Aim Dodging refers to the technique of avoiding linear attacks by re-positioning oneself away from the path of the attack before it is fired.
This technique is widely seen in fiction, and allows a lot of characters to dodge attacks/projectiles much faster than their own reactions (like bullets or lasers/beams), even if not explicitly stated as such.
Taking these instances as actual reaction feats might cause conflicts with the speeds and reactions generally displayed by characters. By default, as long as the character can see the source of the attack/projectile (for example, a character having line of sight on a soldier pointing a gun at them), the feat will be considered aim dodging unless one or more of the following conditions are fulfilled:
- The attack/projectile's path is non-linear and/or unpredictable in such a way that it makes aim dodging by perception impossible. For example, an attack that follows a random path or bends its path in the air. However, previous knowledge of the attack/projectile's pattern will count as aim dodging unless sufficient proof to the contrary can be presented, as the attack could be dodged via prior knowledge instead of reaction. Precognition, future sight, or any ability or skill that help the character predict the attack's path beforehand in any form are also considered as "prior knowledge".
- The character is clearly and explicitly shown to move after the attack/projectile is in motion, depicting quite clearly that the character is reacting to the attack/projectile itself and not its source. For example, a character who is shot at, moving the body after the bullet has left the gun, to dodge it. Just having the attack/projectile be shown in motion simultaneously with the dodge or the attack/projectile be shown in motion with the dodger off panel is not enough.
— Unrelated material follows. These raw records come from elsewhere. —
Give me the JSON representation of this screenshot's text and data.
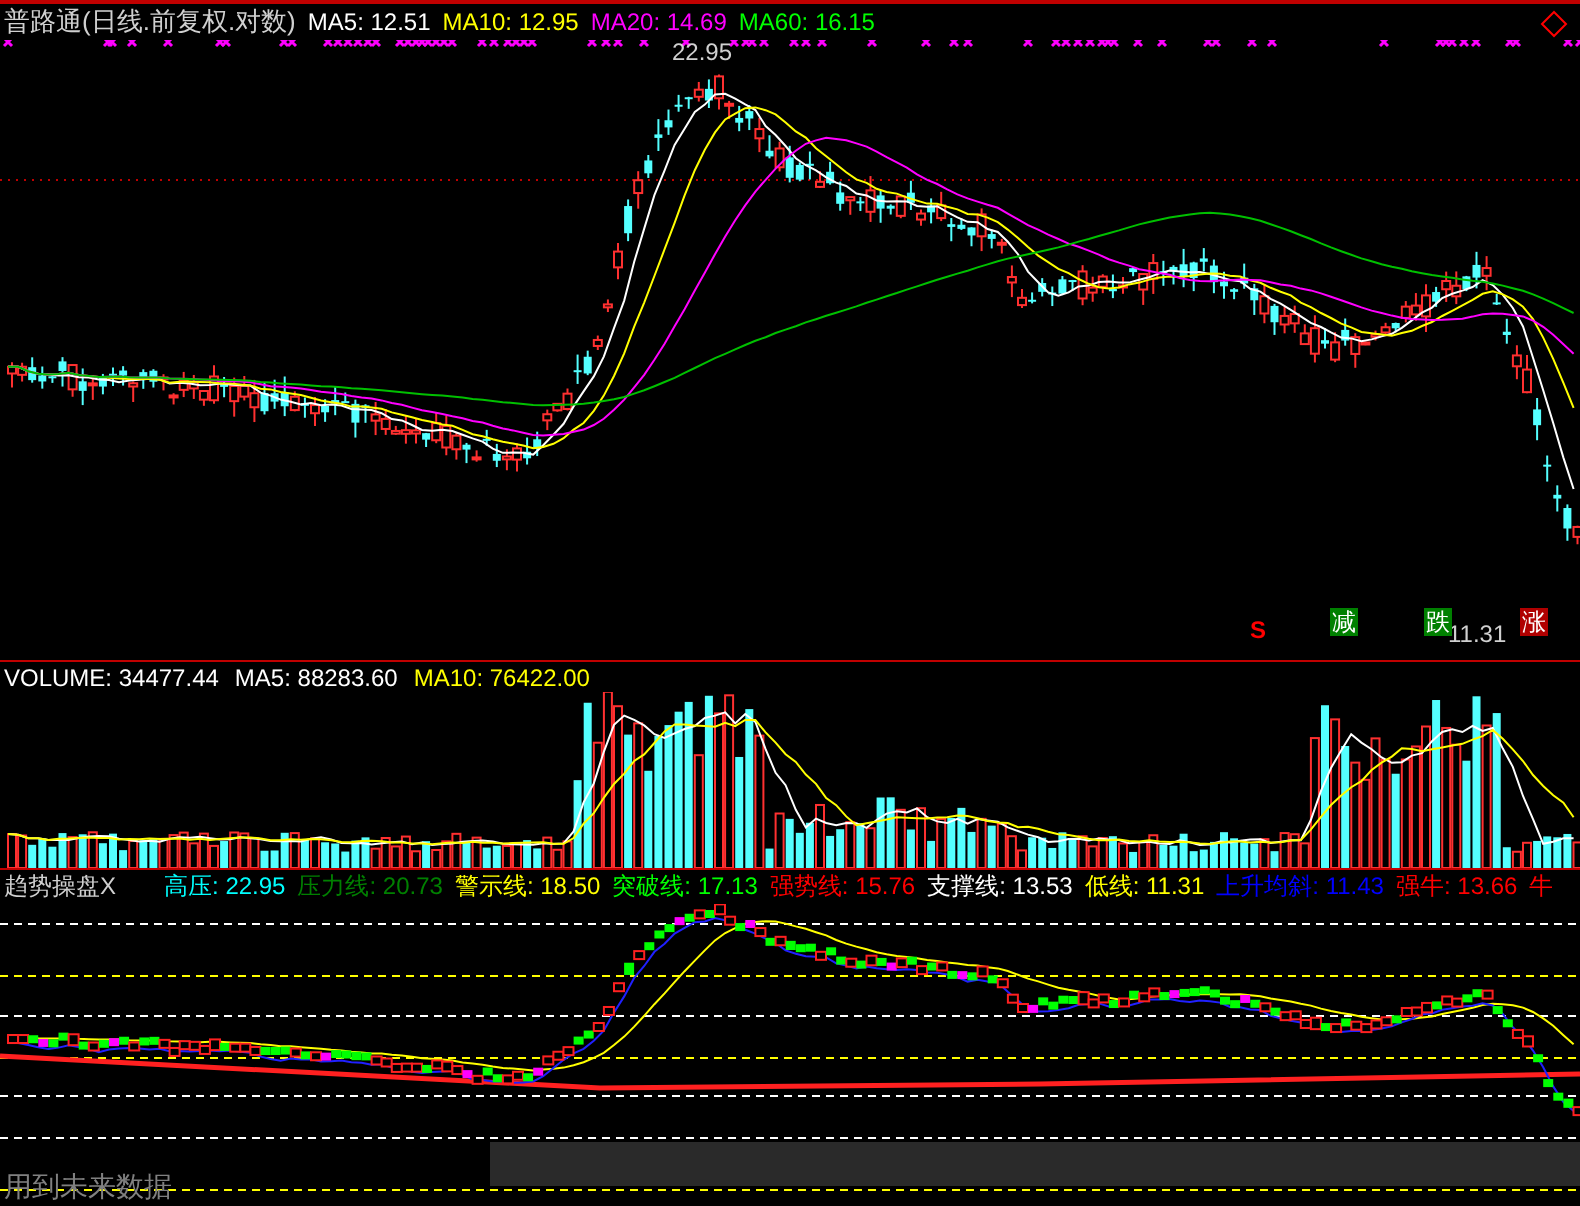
{
  "title": "普路通(日线.前复权.对数)",
  "main_legend": [
    {
      "label": "MA5:",
      "value": "12.51",
      "color": "#ffffff"
    },
    {
      "label": "MA10:",
      "value": "12.95",
      "color": "#ffff00"
    },
    {
      "label": "MA20:",
      "value": "14.69",
      "color": "#ff00ff"
    },
    {
      "label": "MA60:",
      "value": "16.15",
      "color": "#00ff00"
    }
  ],
  "high_label": "22.95",
  "low_label": "11.31",
  "signals": [
    {
      "text": "S",
      "kind": "plain",
      "color": "#ff0000"
    },
    {
      "text": "减",
      "kind": "badge",
      "color": "#008000"
    },
    {
      "text": "跌",
      "kind": "badge",
      "color": "#008000"
    },
    {
      "text": "涨",
      "kind": "badge",
      "color": "#b00000"
    }
  ],
  "volume_legend": [
    {
      "label": "VOLUME:",
      "value": "34477.44",
      "color": "#ffffff"
    },
    {
      "label": "MA5:",
      "value": "88283.60",
      "color": "#ffffff"
    },
    {
      "label": "MA10:",
      "value": "76422.00",
      "color": "#ffff00"
    }
  ],
  "indicator_title": "趋势操盘X",
  "indicator_legend": [
    {
      "label": "高压:",
      "value": "22.95",
      "color": "#00ffff"
    },
    {
      "label": "压力线:",
      "value": "20.73",
      "color": "#008000"
    },
    {
      "label": "警示线:",
      "value": "18.50",
      "color": "#ffff00"
    },
    {
      "label": "突破线:",
      "value": "17.13",
      "color": "#00ff00"
    },
    {
      "label": "强势线:",
      "value": "15.76",
      "color": "#ff0000"
    },
    {
      "label": "支撑线:",
      "value": "13.53",
      "color": "#ffffff"
    },
    {
      "label": "低线:",
      "value": "11.31",
      "color": "#ffff00"
    },
    {
      "label": "上升均斜:",
      "value": "11.43",
      "color": "#0000ff"
    },
    {
      "label": "强牛:",
      "value": "13.66",
      "color": "#ff0000"
    },
    {
      "label": "牛",
      "color": "#ff0000"
    }
  ],
  "future_data_note": "用到未来数据"
}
The projectile must be shown in motion with the dodger in the same panel and the dodge coming afterwards. These two feats would not be allowed, but these two would.